Could you write out the data that follows, exactly and in full?

Dataset excerpts:
****

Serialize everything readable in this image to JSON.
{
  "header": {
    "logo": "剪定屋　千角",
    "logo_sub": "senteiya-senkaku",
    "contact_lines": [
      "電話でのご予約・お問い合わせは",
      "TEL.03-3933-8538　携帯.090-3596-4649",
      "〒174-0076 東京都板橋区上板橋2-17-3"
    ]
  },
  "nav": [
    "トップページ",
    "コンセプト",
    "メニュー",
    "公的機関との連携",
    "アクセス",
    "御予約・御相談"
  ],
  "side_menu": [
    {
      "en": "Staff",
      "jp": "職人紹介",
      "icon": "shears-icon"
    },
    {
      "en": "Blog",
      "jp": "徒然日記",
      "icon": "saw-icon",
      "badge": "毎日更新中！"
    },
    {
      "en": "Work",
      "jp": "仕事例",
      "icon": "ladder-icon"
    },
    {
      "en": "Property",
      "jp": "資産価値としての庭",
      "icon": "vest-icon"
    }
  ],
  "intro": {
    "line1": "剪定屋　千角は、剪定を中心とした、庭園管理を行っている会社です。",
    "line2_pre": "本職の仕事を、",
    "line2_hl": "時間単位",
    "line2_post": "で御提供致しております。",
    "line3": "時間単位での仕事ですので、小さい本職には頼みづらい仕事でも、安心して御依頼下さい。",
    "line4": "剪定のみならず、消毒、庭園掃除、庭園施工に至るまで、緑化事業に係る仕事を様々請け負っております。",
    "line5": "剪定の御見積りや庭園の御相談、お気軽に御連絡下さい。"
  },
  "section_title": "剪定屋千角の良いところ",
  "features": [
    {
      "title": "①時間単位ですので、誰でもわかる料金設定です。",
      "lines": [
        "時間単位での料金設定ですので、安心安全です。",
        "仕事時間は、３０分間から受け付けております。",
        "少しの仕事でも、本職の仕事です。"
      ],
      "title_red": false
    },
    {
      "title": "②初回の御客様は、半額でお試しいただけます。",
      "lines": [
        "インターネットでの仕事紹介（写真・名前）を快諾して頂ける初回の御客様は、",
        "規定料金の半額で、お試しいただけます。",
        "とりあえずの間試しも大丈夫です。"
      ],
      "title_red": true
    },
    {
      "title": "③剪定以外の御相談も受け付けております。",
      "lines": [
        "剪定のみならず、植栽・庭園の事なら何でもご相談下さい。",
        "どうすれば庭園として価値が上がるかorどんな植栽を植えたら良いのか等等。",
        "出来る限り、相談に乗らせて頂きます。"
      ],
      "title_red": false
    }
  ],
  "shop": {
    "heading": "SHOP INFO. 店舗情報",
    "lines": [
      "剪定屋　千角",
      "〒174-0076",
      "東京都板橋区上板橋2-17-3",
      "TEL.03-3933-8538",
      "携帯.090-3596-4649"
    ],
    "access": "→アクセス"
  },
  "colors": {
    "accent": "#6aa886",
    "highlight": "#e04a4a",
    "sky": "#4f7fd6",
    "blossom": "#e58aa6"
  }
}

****

Result below:
Serialize everything readable in this image to JSON.
{
  "header": {
    "logo": "剪定屋　千角",
    "logo_sub": "senteiya-senkaku",
    "contact_lines": [
      "電話でのご予約・お問い合わせは",
      "TEL.03-3933-8538　携帯.090-3596-4649",
      "〒174-0076 東京都板橋区上板橋2-17-3"
    ]
  },
  "nav": [
    "トップページ",
    "コンセプト",
    "メニュー",
    "公的機関との連携",
    "アクセス",
    "御予約・御相談"
  ],
  "side_menu": [
    {
      "en": "Staff",
      "jp": "職人紹介",
      "icon": "shears-icon"
    },
    {
      "en": "Blog",
      "jp": "徒然日記",
      "icon": "saw-icon",
      "badge": "毎日更新中！"
    },
    {
      "en": "Work",
      "jp": "仕事例",
      "icon": "ladder-icon"
    },
    {
      "en": "Property",
      "jp": "資産価値としての庭",
      "icon": "vest-icon"
    }
  ],
  "intro": {
    "line1": "剪定屋　千角は、剪定を中心とした、庭園管理を行っている会社です。",
    "line2_pre": "本職の仕事を、",
    "line2_hl": "時間単位",
    "line2_post": "で御提供致しております。",
    "line3": "時間単位での仕事ですので、小さい本職には頼みづらい仕事でも、安心して御依頼下さい。",
    "line4": "剪定のみならず、消毒、庭園掃除、庭園施工に至るまで、緑化事業に係る仕事を様々請け負っております。",
    "line5": "剪定の御見積りや庭園の御相談、お気軽に御連絡下さい。"
  },
  "section_title": "剪定屋千角の良いところ",
  "features": [
    {
      "title": "①時間単位ですので、誰でもわかる料金設定です。",
      "lines": [
        "時間単位での料金設定ですので、安心安全です。",
        "仕事時間は、３０分間から受け付けております。",
        "少しの仕事でも、本職の仕事です。"
      ],
      "title_red": false
    },
    {
      "title": "②初回の御客様は、半額でお試しいただけます。",
      "lines": [
        "インターネットでの仕事紹介（写真・名前）を快諾して頂ける初回の御客様は、",
        "規定料金の半額で、お試しいただけます。",
        "とりあえずの間試しも大丈夫です。"
      ],
      "title_red": true
    },
    {
      "title": "③剪定以外の御相談も受け付けております。",
      "lines": [
        "剪定のみならず、植栽・庭園の事なら何でもご相談下さい。",
        "どうすれば庭園として価値が上がるかorどんな植栽を植えたら良いのか等等。",
        "出来る限り、相談に乗らせて頂きます。"
      ],
      "title_red": false
    }
  ],
  "shop": {
    "heading": "SHOP INFO. 店舗情報",
    "lines": [
      "剪定屋　千角",
      "〒174-0076",
      "東京都板橋区上板橋2-17-3",
      "TEL.03-3933-8538",
      "携帯.090-3596-4649"
    ],
    "access": "→アクセス"
  },
  "colors": {
    "accent": "#6aa886",
    "highlight": "#e04a4a",
    "sky": "#4f7fd6",
    "blossom": "#e58aa6"
  }
}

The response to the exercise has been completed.